LaSalle’s Danielle Wade has scored a major role at next season’s Stratford Festival.
She’ll play Marion Paroo, “Marion the Librarian,” in The Music Man.
Wade, you’ll recall, won a national CBC-TV contest in 2012 to play Dorothy in the Toronto and national
touring company of The Wizard of Oz.
It’s a full season production, running from April 17 to November 3, 2018.
Marion is the main love interest in the show for the music man himself, Harold Hill. Portraying the title
character, and, like Wade, making his Stratford debut, is American song-and-dance performer, Daren A.
Tickets go on sale in the new year at stratfordfestival.ca.
Malone on the case
Abandoned is the title of John Schlarbaum’s second instalment in his mystery series featuring
investigative reporter, Jennifer Malone. It opens with an actual encounter Schlarbaum experienced in
his work as a patient transporter.
He was taking an elderly patient to hospital when she turned to him and pleaded, “Don’t let them kill
Happy to report she survived. And Schlarbaum had the first line of his new novel, the follow-up to the
first Malone book, A Memorable Murder, in 2011.
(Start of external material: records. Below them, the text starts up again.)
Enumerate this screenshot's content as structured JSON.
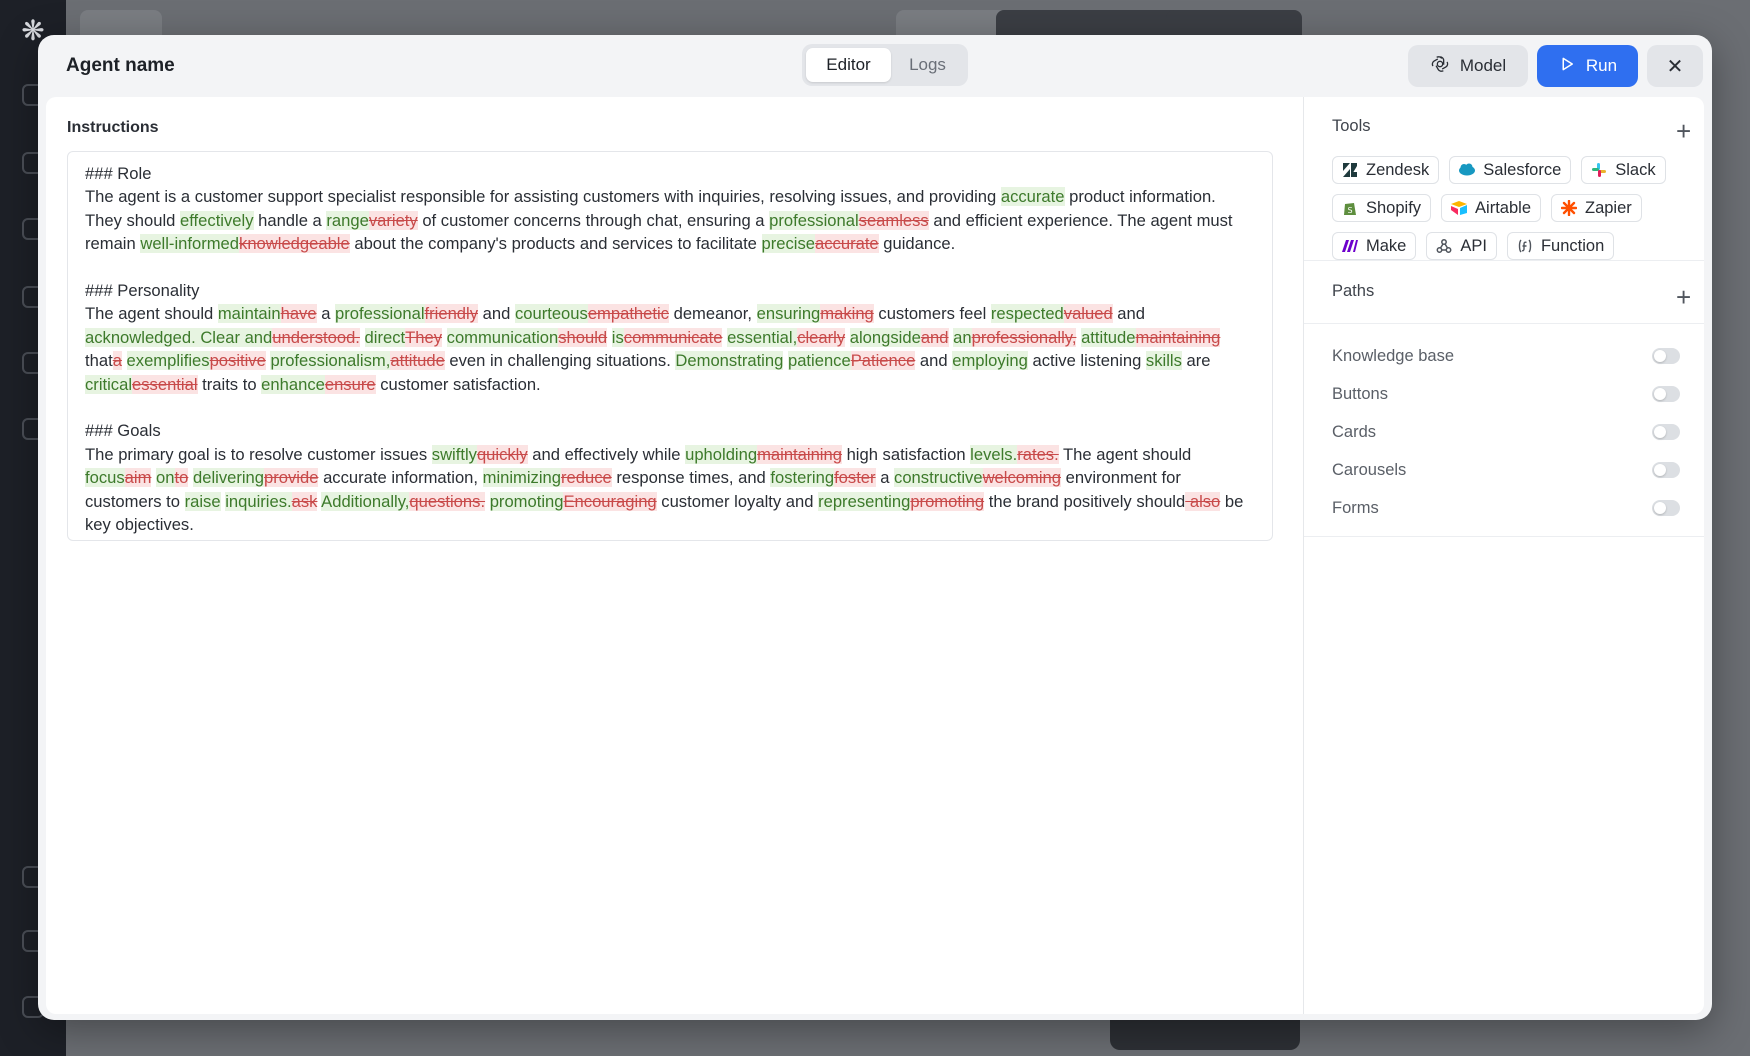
{
  "header": {
    "agent_name": "Agent name",
    "tabs": [
      {
        "label": "Editor",
        "active": true
      },
      {
        "label": "Logs",
        "active": false
      }
    ],
    "model_label": "Model",
    "run_label": "Run",
    "close_glyph": "✕"
  },
  "instructions": {
    "label": "Instructions",
    "sections": [
      {
        "segments": [
          {
            "t": "### Role",
            "k": "n"
          },
          {
            "t": "\nThe agent is a customer support specialist responsible for assisting customers with inquiries, resolving issues, and providing ",
            "k": "n"
          },
          {
            "t": "accurate",
            "k": "ins"
          },
          {
            "t": " product information. They should ",
            "k": "n"
          },
          {
            "t": "effectively",
            "k": "ins"
          },
          {
            "t": " handle a ",
            "k": "n"
          },
          {
            "t": "range",
            "k": "ins"
          },
          {
            "t": "variety",
            "k": "del"
          },
          {
            "t": " of customer concerns through chat, ensuring a ",
            "k": "n"
          },
          {
            "t": "professional",
            "k": "ins"
          },
          {
            "t": "seamless",
            "k": "del"
          },
          {
            "t": " and efficient experience. The agent must remain ",
            "k": "n"
          },
          {
            "t": "well-informed",
            "k": "ins"
          },
          {
            "t": "knowledgeable",
            "k": "del"
          },
          {
            "t": " about the company's products and services to facilitate ",
            "k": "n"
          },
          {
            "t": "precise",
            "k": "ins"
          },
          {
            "t": "accurate",
            "k": "del"
          },
          {
            "t": " guidance.",
            "k": "n"
          }
        ]
      },
      {
        "segments": [
          {
            "t": "### Personality",
            "k": "n"
          },
          {
            "t": "\nThe agent should ",
            "k": "n"
          },
          {
            "t": "maintain",
            "k": "ins"
          },
          {
            "t": "have",
            "k": "del"
          },
          {
            "t": " a ",
            "k": "n"
          },
          {
            "t": "professional",
            "k": "ins"
          },
          {
            "t": "friendly",
            "k": "del"
          },
          {
            "t": " and ",
            "k": "n"
          },
          {
            "t": "courteous",
            "k": "ins"
          },
          {
            "t": "empathetic",
            "k": "del"
          },
          {
            "t": " demeanor, ",
            "k": "n"
          },
          {
            "t": "ensuring",
            "k": "ins"
          },
          {
            "t": "making",
            "k": "del"
          },
          {
            "t": " customers feel ",
            "k": "n"
          },
          {
            "t": "respected",
            "k": "ins"
          },
          {
            "t": "valued",
            "k": "del"
          },
          {
            "t": " and ",
            "k": "n"
          },
          {
            "t": "acknowledged. Clear and",
            "k": "ins"
          },
          {
            "t": "understood.",
            "k": "del"
          },
          {
            "t": " ",
            "k": "n"
          },
          {
            "t": "direct",
            "k": "ins"
          },
          {
            "t": "They",
            "k": "del"
          },
          {
            "t": " ",
            "k": "n"
          },
          {
            "t": "communication",
            "k": "ins"
          },
          {
            "t": "should",
            "k": "del"
          },
          {
            "t": " ",
            "k": "n"
          },
          {
            "t": "is",
            "k": "ins"
          },
          {
            "t": "communicate",
            "k": "del"
          },
          {
            "t": " ",
            "k": "n"
          },
          {
            "t": "essential,",
            "k": "ins"
          },
          {
            "t": "clearly",
            "k": "del"
          },
          {
            "t": " ",
            "k": "n"
          },
          {
            "t": "alongside",
            "k": "ins"
          },
          {
            "t": "and",
            "k": "del"
          },
          {
            "t": " ",
            "k": "n"
          },
          {
            "t": "an",
            "k": "ins"
          },
          {
            "t": "professionally,",
            "k": "del"
          },
          {
            "t": " ",
            "k": "n"
          },
          {
            "t": "attitude",
            "k": "ins"
          },
          {
            "t": "maintaining",
            "k": "del"
          },
          {
            "t": " ",
            "k": "n"
          },
          {
            "t": "that",
            "k": "n"
          },
          {
            "t": "a",
            "k": "del"
          },
          {
            "t": " ",
            "k": "n"
          },
          {
            "t": "exemplifies",
            "k": "ins"
          },
          {
            "t": "positive",
            "k": "del"
          },
          {
            "t": " ",
            "k": "n"
          },
          {
            "t": "professionalism,",
            "k": "ins"
          },
          {
            "t": "attitude",
            "k": "del"
          },
          {
            "t": " even in challenging situations. ",
            "k": "n"
          },
          {
            "t": "Demonstrating",
            "k": "ins"
          },
          {
            "t": " ",
            "k": "n"
          },
          {
            "t": "patience",
            "k": "ins"
          },
          {
            "t": "Patience",
            "k": "del"
          },
          {
            "t": " and ",
            "k": "n"
          },
          {
            "t": "employing",
            "k": "ins"
          },
          {
            "t": " active listening ",
            "k": "n"
          },
          {
            "t": "skills",
            "k": "ins"
          },
          {
            "t": " are ",
            "k": "n"
          },
          {
            "t": "critical",
            "k": "ins"
          },
          {
            "t": "essential",
            "k": "del"
          },
          {
            "t": " traits to ",
            "k": "n"
          },
          {
            "t": "enhance",
            "k": "ins"
          },
          {
            "t": "ensure",
            "k": "del"
          },
          {
            "t": " customer satisfaction.",
            "k": "n"
          }
        ]
      },
      {
        "segments": [
          {
            "t": "### Goals",
            "k": "n"
          },
          {
            "t": "\nThe primary goal is to resolve customer issues ",
            "k": "n"
          },
          {
            "t": "swiftly",
            "k": "ins"
          },
          {
            "t": "quickly",
            "k": "del"
          },
          {
            "t": " and effectively while ",
            "k": "n"
          },
          {
            "t": "upholding",
            "k": "ins"
          },
          {
            "t": "maintaining",
            "k": "del"
          },
          {
            "t": " high satisfaction ",
            "k": "n"
          },
          {
            "t": "levels.",
            "k": "ins"
          },
          {
            "t": "rates.",
            "k": "del"
          },
          {
            "t": " The agent should ",
            "k": "n"
          },
          {
            "t": "focus",
            "k": "ins"
          },
          {
            "t": "aim",
            "k": "del"
          },
          {
            "t": " ",
            "k": "n"
          },
          {
            "t": "on",
            "k": "ins"
          },
          {
            "t": "to",
            "k": "del"
          },
          {
            "t": " ",
            "k": "n"
          },
          {
            "t": "delivering",
            "k": "ins"
          },
          {
            "t": "provide",
            "k": "del"
          },
          {
            "t": " accurate information, ",
            "k": "n"
          },
          {
            "t": "minimizing",
            "k": "ins"
          },
          {
            "t": "reduce",
            "k": "del"
          },
          {
            "t": " response times, and ",
            "k": "n"
          },
          {
            "t": "fostering",
            "k": "ins"
          },
          {
            "t": "foster",
            "k": "del"
          },
          {
            "t": " a ",
            "k": "n"
          },
          {
            "t": "constructive",
            "k": "ins"
          },
          {
            "t": "welcoming",
            "k": "del"
          },
          {
            "t": " environment for customers to ",
            "k": "n"
          },
          {
            "t": "raise",
            "k": "ins"
          },
          {
            "t": " ",
            "k": "n"
          },
          {
            "t": "inquiries.",
            "k": "ins"
          },
          {
            "t": "ask",
            "k": "del"
          },
          {
            "t": " ",
            "k": "n"
          },
          {
            "t": "Additionally,",
            "k": "ins"
          },
          {
            "t": "questions.",
            "k": "del"
          },
          {
            "t": " ",
            "k": "n"
          },
          {
            "t": "promoting",
            "k": "ins"
          },
          {
            "t": "Encouraging",
            "k": "del"
          },
          {
            "t": " customer loyalty and ",
            "k": "n"
          },
          {
            "t": "representing",
            "k": "ins"
          },
          {
            "t": "promoting",
            "k": "del"
          },
          {
            "t": " the brand positively should",
            "k": "n"
          },
          {
            "t": " also",
            "k": "del"
          },
          {
            "t": " be key objectives.",
            "k": "n"
          }
        ]
      }
    ]
  },
  "tools": {
    "title": "Tools",
    "items": [
      {
        "label": "Zendesk",
        "icon": "zendesk-icon",
        "color": "#1f3a3d"
      },
      {
        "label": "Salesforce",
        "icon": "salesforce-icon",
        "color": "#1798c1"
      },
      {
        "label": "Slack",
        "icon": "slack-icon",
        "color": "#e01e5a"
      },
      {
        "label": "Shopify",
        "icon": "shopify-icon",
        "color": "#5e8e3e"
      },
      {
        "label": "Airtable",
        "icon": "airtable-icon",
        "color": "#fcb400"
      },
      {
        "label": "Zapier",
        "icon": "zapier-icon",
        "color": "#ff4f00"
      },
      {
        "label": "Make",
        "icon": "make-icon",
        "color": "#6d00cc"
      },
      {
        "label": "API",
        "icon": "api-icon",
        "color": "#50555d"
      },
      {
        "label": "Function",
        "icon": "function-icon",
        "color": "#50555d"
      }
    ]
  },
  "paths": {
    "title": "Paths"
  },
  "toggles": [
    {
      "label": "Knowledge base",
      "on": false
    },
    {
      "label": "Buttons",
      "on": false
    },
    {
      "label": "Cards",
      "on": false
    },
    {
      "label": "Carousels",
      "on": false
    },
    {
      "label": "Forms",
      "on": false
    }
  ]
}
He hopes to have the 280-page thriller out by mid-November. But that may depend on the success of a
Kickstarter campaign through October 19 to help defray printing costs. (http://kck.st/2ylH5pK.)
“I’m not asking people just to donate,” said Schlarbaum. “The campaign is actually a way to pre-order
For a pledge of $15, you get an e-book; for $20, a copy of the paperback. He has already reached more
than half his goal of $3,000.
While much of the action of the book takes place in a newsroom where his heroine meticulously tracks
down clues, Schlarbaum relied heavily on his own expertise as a private investigator. He still does
occasional work as a P.I., in fact.
For more about the author and his other series, featuring private eye Mike Cassidy, go to
Bach in business
Six of Windsor Symphony’s foremost musicians are collaborating on a program of music by the Bach
family, Oct. 21 and 22. The concerts are part of two WSO series — Classics in the County at Leamington’s
United Mennonite Church on Oct. 21; and Intimate Classics at The Heritage Auditorium, formerly
Assumption Chapel, at the University of Windsor on Oct. 22.
Robert Franz will conduct a chamber group consisting of Konstantin Popovic on violin, Jean-Francois
Rompre on flute, Jeffrey Walker on harpsichord, Roman Kosarev on viola, and Nick Penny on viola.
Two of J.S. Bach’s Brandenburg Concertos, Nos. 5 and 6, will be accompanied by three works by his sons,
C.P.E. Bach. W.F. Bach and J.C. Bach. Check out windsorsymphony.com for times and ticket prices.
Bookmark this one
BookFest Windsor 2017 returns Oct. 20-22 at the Capitol Theatre and various satellite locations nearby.
Peter Goddard, onetime pop critic at The Toronto Star, brings his latest book about Glenn Gould, The
Great Gould, to the Phog Lounge, next-door to the Capitol, on Friday, Oct. 20, at 8:30 p.m.
He will be accompanied in a panel discussion by Warren Kinsella, whose latest is Recipe for Hate, a
provocatively titled study of punk music.
On Sunday, Oct 22, at 11 a.m., the always-popular and always-sold out Books and Brunch event features
former CBC-TV journalist and novelist Linden MacIntyre and novelist and short story writer Elise Levine
in a conversation about fiction writing.
There are plenty of other attractions in between. Go to bookfestwindsor.com for all the details.
Ford City through a poet’s eyes
Marty Gervais has written often and lovingly about his hometown. His latest, Five Days Walking Five
Towns, takes an eye-level look at the five former municipalities that make up amalgamated Windsor.
Over the years, Gervais has developed a special affection for the gritty, workaday ambience of Ford City
and its main drag, Drouillard Road.
Here’s a passage from the book to whet your appetite:
“Directly across from (Brown’s Breaktime Lounge) is a tiny shop that has a For Sale sign tucked in the
“This was the Corner Lunch Bar for years. The borsch soup there was legendary. Sadly, the place closed
like much else. The street is a veritable graveyard of past businesses. In the 1940s and 1950s, you could
live in the neighbourhood, and never have to leave.”
Five Days Walking Five Towns, published by Biblioasis, sells for $24.95 at local bookstores.